This morning, as often on Fridays, we visited Oasis and gave a morning service there. I gave a Dharma talk based on the work of the great Japanese poet Saigyo. The name saigyo means "westward journey" and refers to the journey to the Pure Land, and, therefore, also to death.
Saigyo had a big influence upon Japanese poetry. He had a great ability to choose just the right word to evoke a wealth of allusion, meaning and sentiment so that a simple description of a natural phenomenon could give one a doorway into the soul. He also broke many of the 'rules' of Japanese poetry which specified the beautiful things one should write about - moonlight, cheery blossom and so on. Saigyo often managed to bring out the beauty of quite ordinary things or even those generally considered dull or ugly. Thus he hints at the presence of the Dharma in all experience.

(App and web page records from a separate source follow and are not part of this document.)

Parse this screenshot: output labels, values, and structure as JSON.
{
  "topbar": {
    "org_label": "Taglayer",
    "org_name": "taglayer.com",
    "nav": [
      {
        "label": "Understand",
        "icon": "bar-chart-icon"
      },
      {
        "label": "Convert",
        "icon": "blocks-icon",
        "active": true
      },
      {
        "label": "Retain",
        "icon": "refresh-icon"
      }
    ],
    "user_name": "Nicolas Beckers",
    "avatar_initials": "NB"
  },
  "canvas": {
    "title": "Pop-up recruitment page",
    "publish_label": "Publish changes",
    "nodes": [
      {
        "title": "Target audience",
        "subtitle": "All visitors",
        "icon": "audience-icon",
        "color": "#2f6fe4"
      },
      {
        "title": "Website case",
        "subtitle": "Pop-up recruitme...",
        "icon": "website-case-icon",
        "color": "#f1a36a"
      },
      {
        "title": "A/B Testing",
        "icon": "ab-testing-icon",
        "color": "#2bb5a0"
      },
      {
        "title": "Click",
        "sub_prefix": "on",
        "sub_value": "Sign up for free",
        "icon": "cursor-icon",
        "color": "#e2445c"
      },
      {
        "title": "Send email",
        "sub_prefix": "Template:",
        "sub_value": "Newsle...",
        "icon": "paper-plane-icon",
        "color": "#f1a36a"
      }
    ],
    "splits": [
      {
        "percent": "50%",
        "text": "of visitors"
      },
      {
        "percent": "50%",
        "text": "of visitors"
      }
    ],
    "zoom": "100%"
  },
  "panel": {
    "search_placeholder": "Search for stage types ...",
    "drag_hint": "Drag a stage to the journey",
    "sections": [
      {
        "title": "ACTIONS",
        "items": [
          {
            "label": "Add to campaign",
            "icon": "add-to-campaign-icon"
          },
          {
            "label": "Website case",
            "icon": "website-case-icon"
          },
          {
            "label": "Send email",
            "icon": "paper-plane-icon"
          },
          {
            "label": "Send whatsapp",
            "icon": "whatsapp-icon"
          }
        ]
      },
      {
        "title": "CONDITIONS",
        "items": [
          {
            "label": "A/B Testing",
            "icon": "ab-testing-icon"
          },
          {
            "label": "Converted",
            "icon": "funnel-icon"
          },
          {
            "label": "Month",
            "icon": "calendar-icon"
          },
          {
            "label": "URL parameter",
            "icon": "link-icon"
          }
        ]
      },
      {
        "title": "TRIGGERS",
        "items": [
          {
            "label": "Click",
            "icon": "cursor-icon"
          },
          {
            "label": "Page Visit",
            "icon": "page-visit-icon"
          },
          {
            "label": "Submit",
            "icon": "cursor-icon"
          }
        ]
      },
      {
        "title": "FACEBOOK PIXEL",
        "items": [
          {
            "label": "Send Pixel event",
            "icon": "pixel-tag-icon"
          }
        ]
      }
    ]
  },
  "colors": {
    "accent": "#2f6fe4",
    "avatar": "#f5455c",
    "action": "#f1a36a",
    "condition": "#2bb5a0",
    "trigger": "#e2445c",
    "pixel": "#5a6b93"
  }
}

One of his most notable poems, however, is the reverse. It mentions moonlight and cherry blossoms and is about death. It begins "I hope I die in springtime under the blossoming trees" and goes on to specify the full moon of the second lunar month of the year, which is the anniversary of the death of Shakyamuni Buddha. It caused some sensation when in 1190 he actually did die on that date.
His poems are generally characterised by a quality known as 'yugen' - a kind of bitter-sweetness that encapsulates the contingency of worldly life while hinting at illumination beyond. One poem that I particularly like refers to ice that has been hard all winter in a crevice in the rocks just starting to melt and now, secretly, below the moss, seeking out a channel. On the face of it it is a wonderful little description of a purely natural phoneomenon - ice melting in early spring. At the same time one senses the allusion to spiritual awakening, the warmth of the Dharma melting one's frozen heart and the new exploration of life that is provoked by this hidden change of state.
Saigyo's writing is very human. One senses and shares his personal struggles, loneliness, nostalgia and moments of joy.
Sad, the haze in the meadow
where I pick young herbs
when I think
how it shrouds me
from the faraway past.
p.24 Saigyo: Poems of a Mountain Home by Burton Watson, Columbia University Press, New York 1991